Dibenzoheptazethrene Isomers with Different Biradical Characters: An Exercise of Clar’s Aromatic Sextet Rule in Singlet Biradicaloids

Extension of the Clar’s Aromatic Sextet Rule to the singlet biradicaloids!
In a recent Article published in JACS (Link), A/P Wu Jishan and his local/international collaborators demonstrated that Clar’s Aromatic Sextet Rule can be further extended from the closed-shell polycyclic aromatic hydrocarbons to the open-shell polycyclic hydrocarbon systems, and provides an important guideline for the design of singlet biradicaloids with tailored biradical character and tunable optical, electronic and magnetic properties.


Loh KP Abstract - ncomms3681

Order–disorder Transition in a Two-dimensional Boron–Carbon–Nitride Alloy

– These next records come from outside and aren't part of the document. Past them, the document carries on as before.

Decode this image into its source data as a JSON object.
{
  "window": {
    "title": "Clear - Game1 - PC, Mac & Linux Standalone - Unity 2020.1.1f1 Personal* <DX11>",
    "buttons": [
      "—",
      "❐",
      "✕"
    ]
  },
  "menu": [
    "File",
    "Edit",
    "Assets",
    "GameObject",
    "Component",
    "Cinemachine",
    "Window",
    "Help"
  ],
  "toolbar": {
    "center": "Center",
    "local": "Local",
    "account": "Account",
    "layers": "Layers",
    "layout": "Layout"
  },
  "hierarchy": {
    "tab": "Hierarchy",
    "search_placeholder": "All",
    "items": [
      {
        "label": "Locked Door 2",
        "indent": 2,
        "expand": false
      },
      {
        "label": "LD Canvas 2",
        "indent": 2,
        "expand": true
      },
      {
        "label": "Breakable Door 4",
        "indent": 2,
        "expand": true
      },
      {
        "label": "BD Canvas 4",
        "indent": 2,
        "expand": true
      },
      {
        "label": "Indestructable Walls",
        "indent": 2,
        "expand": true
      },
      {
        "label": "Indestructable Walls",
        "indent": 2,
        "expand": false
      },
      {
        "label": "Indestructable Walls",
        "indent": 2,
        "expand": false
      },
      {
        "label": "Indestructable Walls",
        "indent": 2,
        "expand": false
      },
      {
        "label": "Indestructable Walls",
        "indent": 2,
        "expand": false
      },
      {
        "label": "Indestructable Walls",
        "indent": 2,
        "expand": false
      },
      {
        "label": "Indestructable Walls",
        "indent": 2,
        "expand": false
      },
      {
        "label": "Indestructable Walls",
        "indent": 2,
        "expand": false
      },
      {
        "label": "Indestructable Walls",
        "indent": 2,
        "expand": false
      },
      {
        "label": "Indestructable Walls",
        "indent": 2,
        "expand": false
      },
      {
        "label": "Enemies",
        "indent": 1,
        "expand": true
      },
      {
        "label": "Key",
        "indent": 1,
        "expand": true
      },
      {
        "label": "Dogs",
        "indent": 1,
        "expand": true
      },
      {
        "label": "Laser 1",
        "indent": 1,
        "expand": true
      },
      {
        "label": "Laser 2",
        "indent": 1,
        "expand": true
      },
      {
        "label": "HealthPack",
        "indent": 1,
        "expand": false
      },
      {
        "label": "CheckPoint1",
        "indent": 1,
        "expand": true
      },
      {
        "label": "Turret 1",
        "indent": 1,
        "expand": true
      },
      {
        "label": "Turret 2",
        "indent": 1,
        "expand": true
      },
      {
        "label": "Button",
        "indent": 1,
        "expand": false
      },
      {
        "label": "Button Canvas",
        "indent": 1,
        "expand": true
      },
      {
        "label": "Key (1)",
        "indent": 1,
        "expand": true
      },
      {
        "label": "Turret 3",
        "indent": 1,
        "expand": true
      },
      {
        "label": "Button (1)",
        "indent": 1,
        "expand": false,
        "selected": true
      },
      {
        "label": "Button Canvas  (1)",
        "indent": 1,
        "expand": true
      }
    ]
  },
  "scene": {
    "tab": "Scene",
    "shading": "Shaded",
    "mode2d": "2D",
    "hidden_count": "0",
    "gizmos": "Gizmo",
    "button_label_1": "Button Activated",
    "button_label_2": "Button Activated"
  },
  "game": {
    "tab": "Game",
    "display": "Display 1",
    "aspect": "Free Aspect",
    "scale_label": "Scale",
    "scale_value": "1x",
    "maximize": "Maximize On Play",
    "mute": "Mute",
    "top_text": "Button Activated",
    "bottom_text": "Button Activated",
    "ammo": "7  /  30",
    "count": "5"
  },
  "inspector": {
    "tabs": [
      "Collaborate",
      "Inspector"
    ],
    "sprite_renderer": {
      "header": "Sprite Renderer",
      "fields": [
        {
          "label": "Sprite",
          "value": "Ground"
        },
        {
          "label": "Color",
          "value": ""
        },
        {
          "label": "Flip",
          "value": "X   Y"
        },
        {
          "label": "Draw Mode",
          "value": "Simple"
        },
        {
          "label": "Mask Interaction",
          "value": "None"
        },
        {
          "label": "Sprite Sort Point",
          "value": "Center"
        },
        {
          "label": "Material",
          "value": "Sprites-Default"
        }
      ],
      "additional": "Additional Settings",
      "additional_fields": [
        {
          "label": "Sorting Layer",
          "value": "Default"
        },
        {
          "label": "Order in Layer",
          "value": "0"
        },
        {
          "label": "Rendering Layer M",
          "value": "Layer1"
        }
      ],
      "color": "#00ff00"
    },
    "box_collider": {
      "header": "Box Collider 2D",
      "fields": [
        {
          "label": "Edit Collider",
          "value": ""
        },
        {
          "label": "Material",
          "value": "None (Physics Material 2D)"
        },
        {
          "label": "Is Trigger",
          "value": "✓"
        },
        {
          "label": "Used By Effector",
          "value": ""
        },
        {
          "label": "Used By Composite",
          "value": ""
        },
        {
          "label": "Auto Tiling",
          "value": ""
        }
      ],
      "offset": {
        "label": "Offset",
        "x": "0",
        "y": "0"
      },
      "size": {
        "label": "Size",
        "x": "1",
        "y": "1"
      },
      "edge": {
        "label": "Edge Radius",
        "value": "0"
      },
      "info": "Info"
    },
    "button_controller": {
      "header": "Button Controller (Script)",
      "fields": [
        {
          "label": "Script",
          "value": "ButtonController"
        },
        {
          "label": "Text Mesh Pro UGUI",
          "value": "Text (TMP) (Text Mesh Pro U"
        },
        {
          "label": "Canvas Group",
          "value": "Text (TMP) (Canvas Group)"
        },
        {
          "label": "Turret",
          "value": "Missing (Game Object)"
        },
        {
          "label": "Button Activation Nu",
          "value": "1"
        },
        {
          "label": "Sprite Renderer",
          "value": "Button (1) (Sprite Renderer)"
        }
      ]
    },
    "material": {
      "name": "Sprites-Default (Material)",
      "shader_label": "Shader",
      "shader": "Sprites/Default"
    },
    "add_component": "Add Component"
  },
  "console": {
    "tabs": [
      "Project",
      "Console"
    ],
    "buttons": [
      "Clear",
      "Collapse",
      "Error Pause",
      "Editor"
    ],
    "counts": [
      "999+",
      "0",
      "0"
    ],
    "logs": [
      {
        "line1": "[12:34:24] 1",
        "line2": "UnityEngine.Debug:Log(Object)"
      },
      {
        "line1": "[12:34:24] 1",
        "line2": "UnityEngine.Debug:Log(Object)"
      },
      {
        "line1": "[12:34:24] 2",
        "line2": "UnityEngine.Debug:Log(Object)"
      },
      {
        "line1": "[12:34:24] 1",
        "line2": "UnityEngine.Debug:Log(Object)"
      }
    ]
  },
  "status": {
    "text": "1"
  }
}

A team lead by Professor Loh Kian Ping reported the mixing and demixing of 2-D boron–nitrogen and carbon phases and found that energetics for such processes are modified by the metal substrate. The brick-and-mortar patchwork observed of stoichiometrically percolated hexagonal boron–carbon–nitride domains surrounded by a network of segregated graphene nanoribbons can be described within the Blume–Emery–Griffiths model applied to a honeycomb lattice.The isostructural boron nitride and graphene assumes remarkable fluidity and can be exchanged entirely into one another by a catalytically assistant substitution. Visualizing the dynamics of phase separation at the atomic level provides the premise for enabling structural control in a 2-D network for broad nanotechnology applications
Read more: Link